    I just purchased some turmeric powder. What “morning drink” have you found that you can mix this strong tasting powder with?

    TURMERIC. YOU FAILED TO MENTION NOT TO TAKE THIS IF YOU ARE TAKING WARFARIN. AM I CORRECT ??? JOHN R. JORDAN

    That is correct. Turmeric could increase the INR to dangerous levels.

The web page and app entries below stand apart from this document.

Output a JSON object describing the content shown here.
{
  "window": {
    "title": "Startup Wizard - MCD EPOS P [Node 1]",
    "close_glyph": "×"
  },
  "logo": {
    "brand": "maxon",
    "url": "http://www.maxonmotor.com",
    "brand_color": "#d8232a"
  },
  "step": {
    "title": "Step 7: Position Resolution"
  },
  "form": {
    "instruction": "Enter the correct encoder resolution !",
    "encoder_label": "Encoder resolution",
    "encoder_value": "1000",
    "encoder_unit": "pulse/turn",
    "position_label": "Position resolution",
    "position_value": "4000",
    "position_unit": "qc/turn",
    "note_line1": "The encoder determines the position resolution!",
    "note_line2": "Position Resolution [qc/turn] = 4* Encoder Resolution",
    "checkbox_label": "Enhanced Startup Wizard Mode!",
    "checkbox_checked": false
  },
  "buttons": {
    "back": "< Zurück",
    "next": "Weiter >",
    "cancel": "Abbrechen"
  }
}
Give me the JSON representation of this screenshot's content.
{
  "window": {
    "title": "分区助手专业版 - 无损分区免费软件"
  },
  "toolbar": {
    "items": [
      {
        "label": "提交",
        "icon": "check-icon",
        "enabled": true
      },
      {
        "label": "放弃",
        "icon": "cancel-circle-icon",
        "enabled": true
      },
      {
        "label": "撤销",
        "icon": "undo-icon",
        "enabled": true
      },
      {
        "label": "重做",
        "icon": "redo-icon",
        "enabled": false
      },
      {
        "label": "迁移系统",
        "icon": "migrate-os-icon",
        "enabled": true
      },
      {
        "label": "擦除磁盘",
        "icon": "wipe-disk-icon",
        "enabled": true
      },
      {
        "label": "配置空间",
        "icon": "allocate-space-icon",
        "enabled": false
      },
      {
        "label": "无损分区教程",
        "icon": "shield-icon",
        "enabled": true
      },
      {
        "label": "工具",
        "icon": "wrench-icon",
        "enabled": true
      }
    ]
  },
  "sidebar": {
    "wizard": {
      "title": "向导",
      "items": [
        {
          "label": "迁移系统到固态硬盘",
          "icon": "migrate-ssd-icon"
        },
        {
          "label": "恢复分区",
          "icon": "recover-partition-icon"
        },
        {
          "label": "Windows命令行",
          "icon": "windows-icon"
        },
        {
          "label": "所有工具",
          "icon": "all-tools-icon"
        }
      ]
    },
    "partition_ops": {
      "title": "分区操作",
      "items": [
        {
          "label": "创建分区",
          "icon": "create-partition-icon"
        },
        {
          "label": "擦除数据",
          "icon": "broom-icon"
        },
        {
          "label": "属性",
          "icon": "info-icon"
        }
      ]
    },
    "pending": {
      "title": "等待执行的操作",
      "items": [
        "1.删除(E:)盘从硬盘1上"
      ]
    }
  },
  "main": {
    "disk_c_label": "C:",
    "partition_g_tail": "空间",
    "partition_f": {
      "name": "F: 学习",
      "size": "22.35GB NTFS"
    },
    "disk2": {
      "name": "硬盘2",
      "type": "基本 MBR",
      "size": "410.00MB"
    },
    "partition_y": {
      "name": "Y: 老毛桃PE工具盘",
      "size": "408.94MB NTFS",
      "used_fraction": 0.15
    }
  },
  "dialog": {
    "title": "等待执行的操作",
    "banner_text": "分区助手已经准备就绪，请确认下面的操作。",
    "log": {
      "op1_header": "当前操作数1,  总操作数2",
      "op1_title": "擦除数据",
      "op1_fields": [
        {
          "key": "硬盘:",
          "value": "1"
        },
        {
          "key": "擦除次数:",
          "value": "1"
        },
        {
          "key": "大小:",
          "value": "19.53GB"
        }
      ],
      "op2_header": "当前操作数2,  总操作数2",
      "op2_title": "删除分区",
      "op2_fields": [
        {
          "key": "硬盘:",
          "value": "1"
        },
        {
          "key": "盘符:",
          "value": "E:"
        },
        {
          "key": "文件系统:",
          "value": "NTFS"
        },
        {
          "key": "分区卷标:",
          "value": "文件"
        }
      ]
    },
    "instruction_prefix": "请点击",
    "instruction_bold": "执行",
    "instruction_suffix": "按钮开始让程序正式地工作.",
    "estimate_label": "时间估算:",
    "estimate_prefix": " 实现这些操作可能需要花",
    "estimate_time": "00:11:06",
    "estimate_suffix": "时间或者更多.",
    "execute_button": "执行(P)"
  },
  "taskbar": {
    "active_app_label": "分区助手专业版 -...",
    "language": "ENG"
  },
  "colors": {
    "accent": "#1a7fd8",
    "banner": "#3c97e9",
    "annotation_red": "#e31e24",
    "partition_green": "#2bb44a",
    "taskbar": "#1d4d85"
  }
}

    Remember: adding a little black pepper (or bioperine) increases the absorption tremendously for either turmeric or ginger. I would suggest taking all 3 for pain control. Consider also vitamin D (especially for bone pain), magnesium (a cofactor for vitamin D as well as a muscle relaxant, helps repair muscle injury), and omega-3 (molecularly distilled fish oil with DHA, EPA; helps reduce inflammation). These all benefit the gut as well. Might as well also increase the leafy greens, beans, berries, nuts, seeds when possible and reduce the processed foods/sugar/fried foods while we are trying to reduce inflammation!

    I put half a tsp of 95̀ curcumin powder on my food twice a day with a 1/4 tsp black pepper. Since I started that regimen I have reduced my Glucosamine&Chondroitin from two grams to 1/2 gram, and the improvement in my arthritis is extensive. I don’t ride the carts at the WalMart any more, and my job entails walking 6 miles a night. I occasionally get a twinge in my hand or knee but it is only a minute or two and interferes with nothing.

    Turmeric has not helped whatsoever. I’ve been trying Boswellia. Again, no effect.

    How much turmeric is considered a dose?

    Do not take turmeric if you get kidney stones. It can cause them to form. It happened to me. It happened after taking it for 2-3 weeks. Nothing is worth kidney stone pain.

    I’ve been using the active ingredient in Turmeric, curcumin (with bioperine), for several years now to alleviate my low back and hip pain…all due to osteoarthritis. Once a year I have an xray of my left hip (the right has been replaced). The films show the arthritic changes have slowed down quite a bit since I started taking these capsules every day.

    I took turmeric and believe it helped with aches and pains. Unfortunately, my wife and I both started bruising very easily, and I had a lot of nosebleeds. These symptoms cleared up when we stopped taking turmeric.

    I have been taking Boswellia for about 5 years. I have a titanium hip ball from an accident in 2010 and was having a good bit of pain. Boswellia has helped significantly.

    I’ve been using turmeric for many years. It’s a wonder herb for me. At 67 I have very little joint pain. As a guitarist I certainly would be dismayed if my finger joints were to stiffen up. I’m convinced that, if not for turmeric, they probably would. I’m not about to stop taking turmeric in order to find out!

    * Be nice, and don't over share. View comment policy^